A baby diagnosed with leukemia now appears to be cancer-free after a treatment in London her doctors are calling nothing short of miraculous.
Layla Richards is only one years old, but has spent most of her short life battling cancer.
When Layla's parents were told her traditional treatments for leukemia were not working and that she would very likely die, her doctors in London decided to try gene editing, ABC News reports.
The experimental treatment had doctors injecting Layla with a donor's immune cells genetically engineered to attack her cancer. Two months later, the leukemia appears to have disappeared.
Researchers are cautiously optimistic this could lead to new advances in the fight against cancer, but admit it is too soon to say whether Layla responded to the treatment. The doctors also say they are unsure if her remission will last.
The doctors are expected to report on the treatment at a meeting of the American Society of Hematology next month.

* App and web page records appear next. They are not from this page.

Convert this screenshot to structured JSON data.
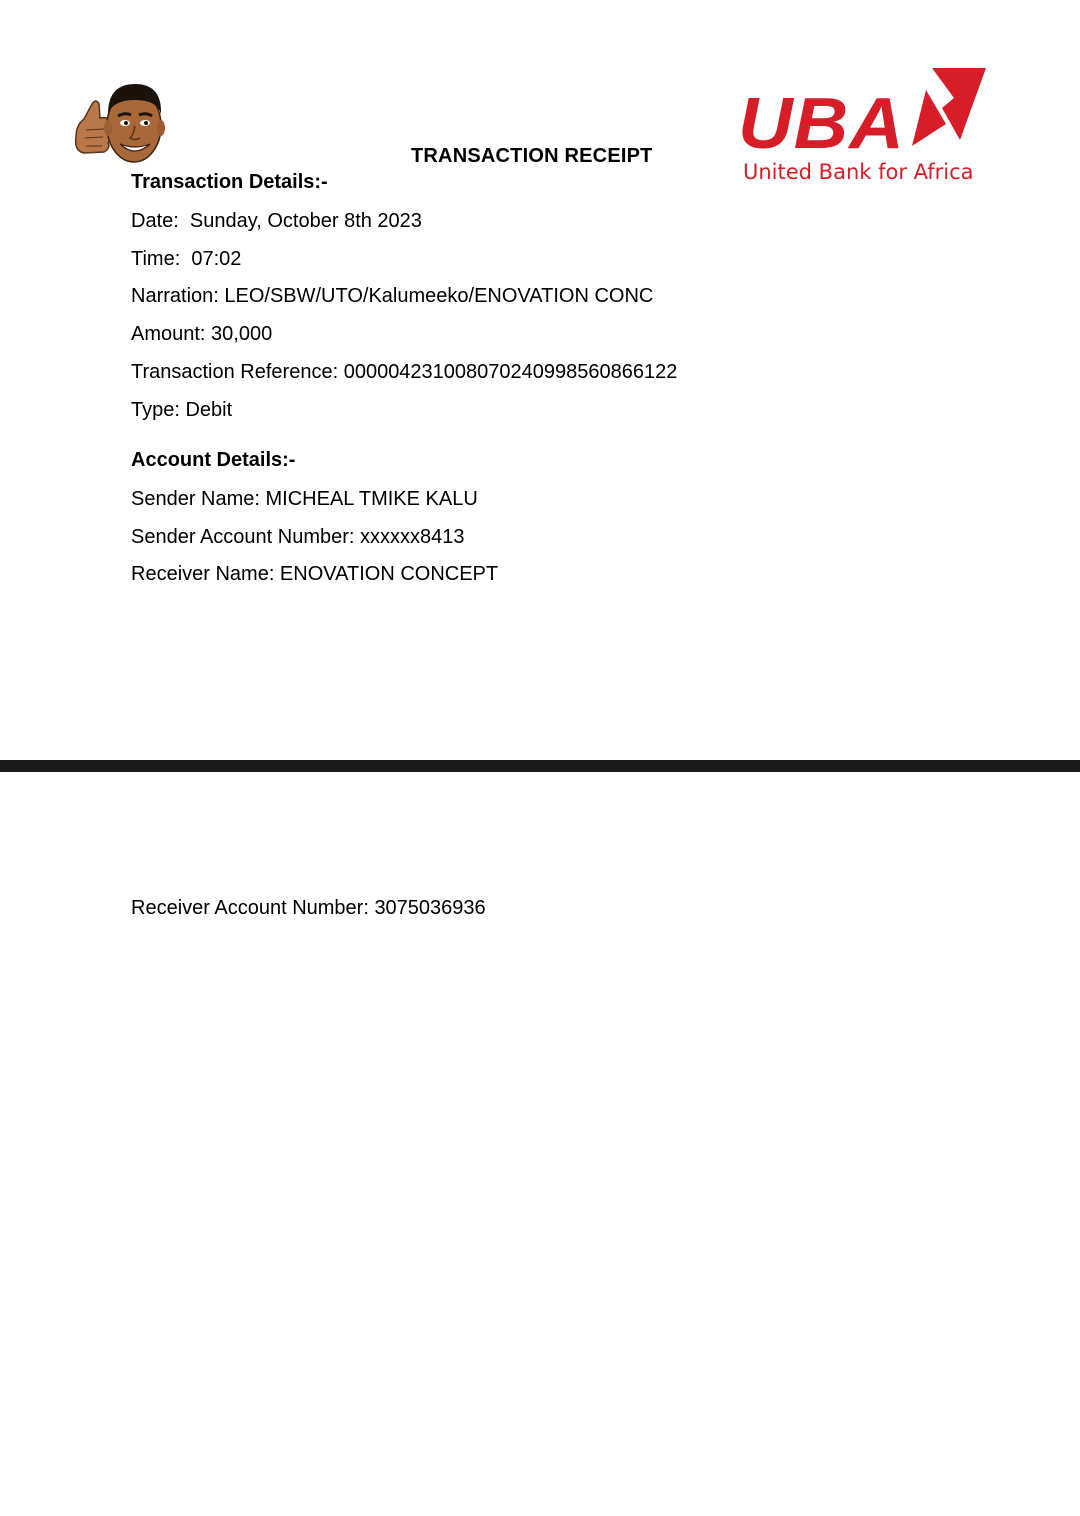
{
  "receipt": {
    "title": "TRANSACTION RECEIPT"
  },
  "logo": {
    "wordmark": "UBA",
    "tagline": "United Bank for Africa",
    "color": "#d71e28"
  },
  "transaction": {
    "heading": "Transaction Details:-",
    "date": "Date:  Sunday, October 8th 2023",
    "time": "Time:  07:02",
    "narration": "Narration: LEO/SBW/UTO/Kalumeeko/ENOVATION CONC",
    "amount": "Amount: 30,000",
    "reference": "Transaction Reference: 000004231008070240998560866122",
    "type": "Type: Debit"
  },
  "account": {
    "heading": "Account Details:-",
    "sender_name": "Sender Name: MICHEAL TMIKE KALU",
    "sender_account": "Sender Account Number: xxxxxx8413",
    "receiver_name": "Receiver Name: ENOVATION CONCEPT",
    "receiver_account": "Receiver Account Number: 3075036936"
  },
  "icons": {
    "avatar": "thumbs-up-avatar-icon",
    "logo_mark": "uba-logo-mark-icon"
  }
}
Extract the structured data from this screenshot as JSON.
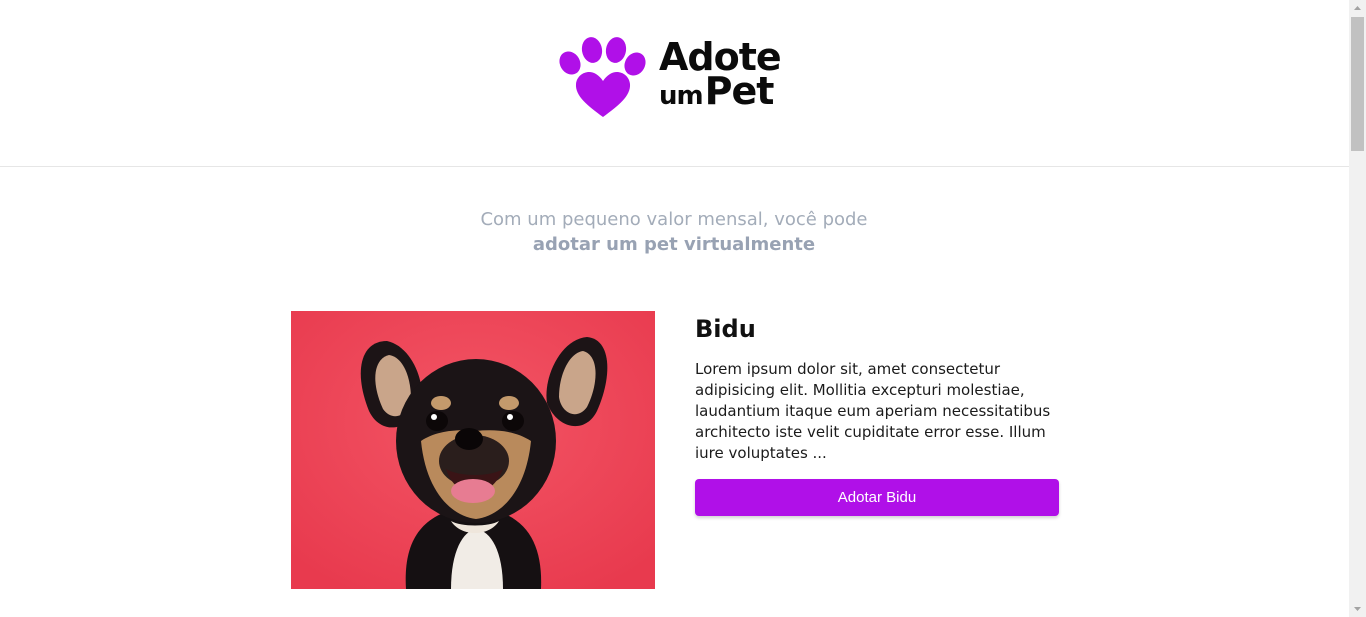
{
  "header": {
    "logo": {
      "line1": "Adote",
      "line2_small": "um",
      "line2_big": "Pet",
      "icon": "paw-heart-icon",
      "color": "#b010e8"
    }
  },
  "tagline": {
    "text": "Com um pequeno valor mensal, você pode ",
    "emphasis": "adotar um pet virtualmente"
  },
  "pets": [
    {
      "name": "Bidu",
      "description": "Lorem ipsum dolor sit, amet consectetur adipisicing elit. Mollitia excepturi molestiae, laudantium itaque eum aperiam necessitatibus architecto iste velit cupiditate error esse. Illum iure voluptates ...",
      "button_label": "Adotar Bidu",
      "photo_icon": "chihuahua-photo",
      "photo_bg": "#f0485a"
    }
  ],
  "colors": {
    "accent": "#b010e8",
    "muted_text": "#a3acb9"
  }
}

"The treatment was highly experimental and we had to get special permissions, but she appeared ideally suited for this type of approach," said Waseem Qasim, the researcher at Great Ormond Street Hospital who led the experiment.
Baby beats leukemia with 'miracle' gene editing treatment